## EXERCISE
Looking at the data, count the lines where the word "label" occurs and answer with only the number.

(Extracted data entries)
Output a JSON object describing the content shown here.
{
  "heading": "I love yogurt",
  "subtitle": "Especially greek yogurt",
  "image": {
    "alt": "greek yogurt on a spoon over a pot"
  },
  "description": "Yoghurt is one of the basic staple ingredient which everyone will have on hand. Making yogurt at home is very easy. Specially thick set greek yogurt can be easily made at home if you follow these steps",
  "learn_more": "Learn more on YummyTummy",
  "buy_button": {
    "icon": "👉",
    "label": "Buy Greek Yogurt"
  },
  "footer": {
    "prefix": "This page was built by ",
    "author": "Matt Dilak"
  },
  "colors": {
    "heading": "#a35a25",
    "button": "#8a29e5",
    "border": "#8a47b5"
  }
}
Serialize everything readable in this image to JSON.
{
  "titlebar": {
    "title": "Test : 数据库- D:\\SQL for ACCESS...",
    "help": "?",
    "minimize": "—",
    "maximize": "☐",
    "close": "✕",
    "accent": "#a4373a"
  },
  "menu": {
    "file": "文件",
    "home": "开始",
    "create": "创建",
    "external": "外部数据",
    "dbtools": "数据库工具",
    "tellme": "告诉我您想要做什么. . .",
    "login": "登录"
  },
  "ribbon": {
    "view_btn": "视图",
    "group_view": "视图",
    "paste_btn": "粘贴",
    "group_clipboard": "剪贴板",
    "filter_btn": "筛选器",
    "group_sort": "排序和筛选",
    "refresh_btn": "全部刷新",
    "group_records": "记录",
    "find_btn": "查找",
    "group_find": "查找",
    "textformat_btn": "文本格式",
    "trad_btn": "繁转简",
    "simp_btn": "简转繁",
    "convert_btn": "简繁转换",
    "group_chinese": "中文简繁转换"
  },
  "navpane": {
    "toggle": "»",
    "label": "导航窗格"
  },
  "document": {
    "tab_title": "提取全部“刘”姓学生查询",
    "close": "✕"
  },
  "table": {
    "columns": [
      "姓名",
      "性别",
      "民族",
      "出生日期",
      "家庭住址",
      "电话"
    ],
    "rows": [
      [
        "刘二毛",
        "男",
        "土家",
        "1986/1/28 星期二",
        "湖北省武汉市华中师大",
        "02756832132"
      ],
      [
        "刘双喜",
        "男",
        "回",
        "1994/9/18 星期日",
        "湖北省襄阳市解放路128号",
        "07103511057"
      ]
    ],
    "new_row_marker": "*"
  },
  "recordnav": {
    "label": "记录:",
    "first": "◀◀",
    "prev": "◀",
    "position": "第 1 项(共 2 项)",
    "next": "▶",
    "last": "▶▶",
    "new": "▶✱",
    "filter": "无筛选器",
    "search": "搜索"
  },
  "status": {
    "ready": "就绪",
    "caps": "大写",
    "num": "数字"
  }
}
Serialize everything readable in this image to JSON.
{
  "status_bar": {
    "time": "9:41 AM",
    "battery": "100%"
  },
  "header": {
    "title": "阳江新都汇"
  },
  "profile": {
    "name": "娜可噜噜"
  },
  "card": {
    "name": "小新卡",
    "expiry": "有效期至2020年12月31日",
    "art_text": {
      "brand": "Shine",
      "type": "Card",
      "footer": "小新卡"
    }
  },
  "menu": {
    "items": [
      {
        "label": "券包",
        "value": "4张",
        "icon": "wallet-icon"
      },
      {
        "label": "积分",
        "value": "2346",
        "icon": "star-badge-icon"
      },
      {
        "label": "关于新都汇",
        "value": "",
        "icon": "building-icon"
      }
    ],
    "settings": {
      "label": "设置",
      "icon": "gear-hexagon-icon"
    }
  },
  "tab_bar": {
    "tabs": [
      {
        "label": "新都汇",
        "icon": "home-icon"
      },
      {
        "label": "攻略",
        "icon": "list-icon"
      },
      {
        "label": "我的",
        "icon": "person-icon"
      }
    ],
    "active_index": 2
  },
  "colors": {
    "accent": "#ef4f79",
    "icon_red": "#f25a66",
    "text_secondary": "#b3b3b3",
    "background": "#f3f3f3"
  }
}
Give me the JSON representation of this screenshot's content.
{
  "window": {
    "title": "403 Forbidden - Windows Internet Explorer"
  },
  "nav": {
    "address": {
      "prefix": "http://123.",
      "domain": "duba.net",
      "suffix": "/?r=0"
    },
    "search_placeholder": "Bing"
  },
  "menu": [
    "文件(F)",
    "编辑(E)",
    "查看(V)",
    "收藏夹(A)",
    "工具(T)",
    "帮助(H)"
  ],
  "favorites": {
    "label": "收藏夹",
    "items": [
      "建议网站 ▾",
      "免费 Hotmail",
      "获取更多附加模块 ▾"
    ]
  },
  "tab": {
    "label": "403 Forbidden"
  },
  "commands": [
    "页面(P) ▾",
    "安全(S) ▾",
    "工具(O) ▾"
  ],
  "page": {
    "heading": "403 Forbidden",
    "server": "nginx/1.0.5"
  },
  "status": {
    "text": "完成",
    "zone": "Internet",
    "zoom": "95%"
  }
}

## WRITTEN SOLUTION
12